Even so, the sign is useful for determining the mitigation; if it's a loop, then the control points should be moved farther from the endpoints to make the loop bigger (and lower in curvature), and conversely closer if it's two closely spaced inflection points.


Another approach is the hodograph, or analysis of the derivative of the cubic curve, which is a quadratic Bézier.

Determining the minimum absolute value of the derivative is equivalent to the "nearest" method, finding the point on the hodograph nearest the origin. This is a cubic solve, and exists in kurbo. That may not be the exact curvature maximum (given that the numerator also varies), but is close enough for robustness work, and calibrated in more useful units.

The loop/double inflection classification as stated above can also be geometrically interpreted in terms of the hodograph: whether the origin is inside or outside the concave part of the parabola, respectively. The math turns out equivalent.

Illustration of three near-cusp cubics with hodograph

Arc lengths

Note: this section could move to another page on arc length, with more detail.
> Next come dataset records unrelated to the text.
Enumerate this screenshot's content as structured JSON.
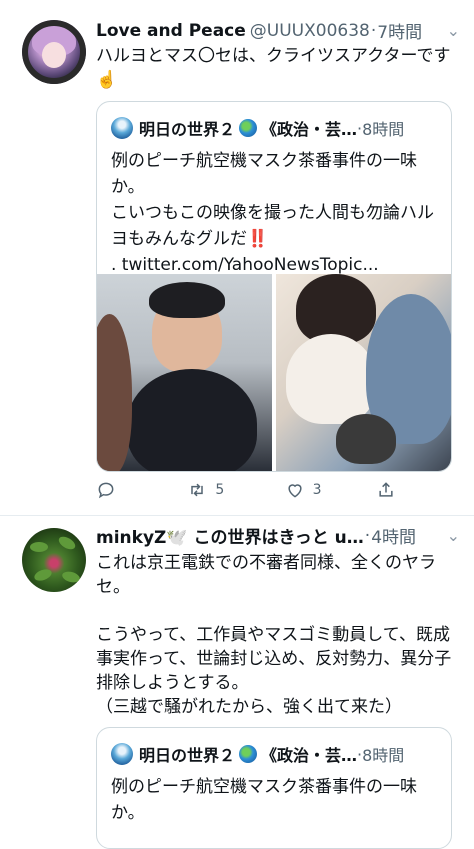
{
  "tweet1": {
    "display_name": "Love and Peace",
    "handle": "@UUUX00638",
    "separator": "·",
    "time": "7時間",
    "text": "ハルヨとマス〇セは、クライツスアクターです☝️",
    "quote": {
      "display_name": "明日の世界２",
      "name_suffix": "《政治・芸…",
      "separator": "·",
      "time": "8時間",
      "text_lines": [
        "例のピーチ航空機マスク茶番事件の一味か。",
        "こいつもこの映像を撮った人間も勿論ハルヨもみんなグルだ",
        ". twitter.com/YahooNewsTopic..."
      ],
      "emphasis": "‼️"
    },
    "actions": {
      "reply_count": "",
      "retweet_count": "5",
      "like_count": "3"
    }
  },
  "tweet2": {
    "display_name": "minkyZ🕊️ この世界はきっと u…",
    "separator": "·",
    "time": "4時間",
    "text": "これは京王電鉄での不審者同様、全くのヤラセ。\n\nこうやって、工作員やマスゴミ動員して、既成事実作って、世論封じ込め、反対勢力、異分子排除しようとする。\n（三越で騒がれたから、強く出て来た）",
    "quote": {
      "display_name": "明日の世界２",
      "name_suffix": "《政治・芸…",
      "separator": "·",
      "time": "8時間",
      "text": "例のピーチ航空機マスク茶番事件の一味か。"
    }
  },
  "icons": [
    "more-caret-icon",
    "reply-icon",
    "retweet-icon",
    "like-icon",
    "share-icon",
    "globe-icon"
  ]
}
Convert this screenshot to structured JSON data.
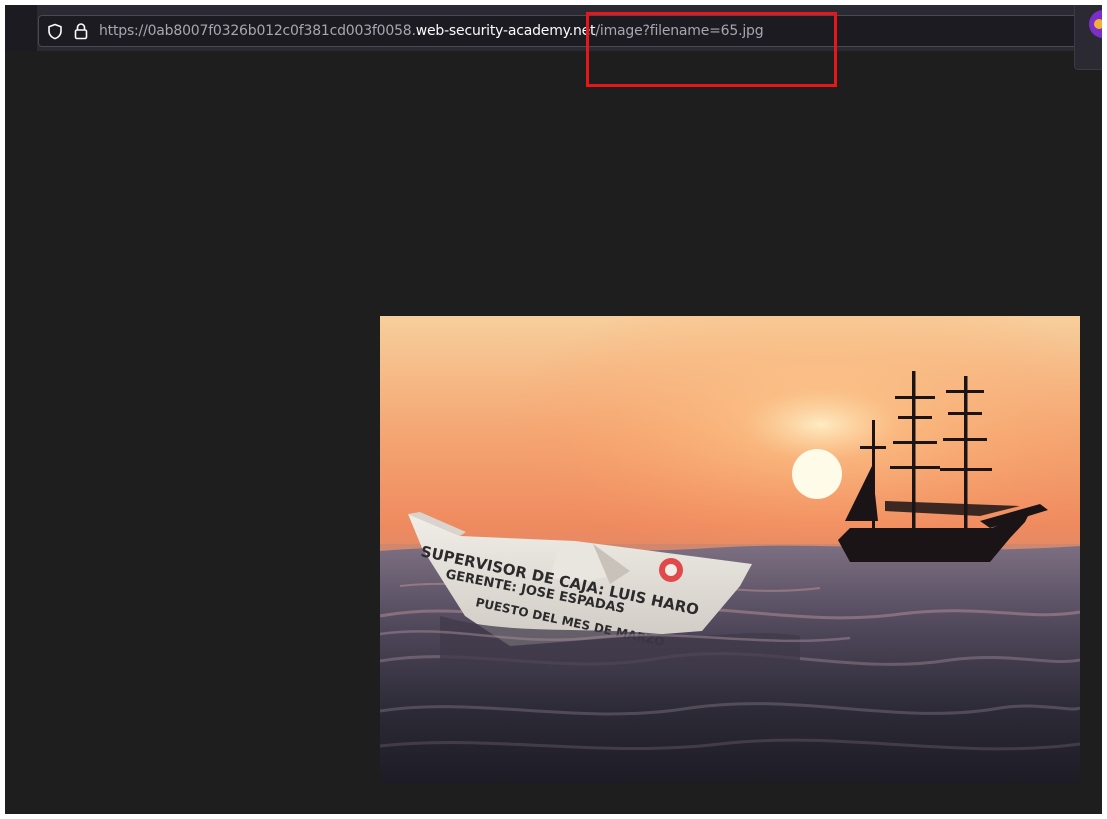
{
  "browser": {
    "url_bar": {
      "scheme": "https://",
      "subdomain": "0ab8007f0326b012c0f381cd003f0058.",
      "host": "web-security-academy.net",
      "path": "/image?filename=65.jpg"
    }
  },
  "annotation": {
    "color": "#e8161a"
  },
  "viewer": {
    "image_caption_lines": [
      "SUPERVISOR DE CAJA: LUIS HARO",
      "GERENTE: JOSE ESPADAS",
      "PUESTO DEL MES DE MARZO"
    ]
  },
  "theme": {
    "page_background": "#1e1e1f",
    "toolbar_background": "#2b2a33",
    "url_host_color": "#fbfbfe",
    "url_dim_color": "#a7a7b0"
  }
}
Here are just observations on cusp behavior.

It's been noted that Gauss-Legendre quadrature has excellent accuracy for smooth curves, scaling impressively with the degree of quadrature, but that accuracy suffers in (near) cusp conditions, or that it provokes numerical stability issues in analytical techniques. Henkel 2014 contains some experimental results, and it was also noted in the How long is that Bézier? blog post and followup. The current implementation in kurbo employs an error metric and subdivides; note from the illustrations that the near-cusp conditions (near the bottom edge of the graph) require many more subdivisions. It might be worth investigating whether explicit cusp detection, splitting at the point of maximum curvature, might require fewer subdivisions for the same accuracy, and thus be faster.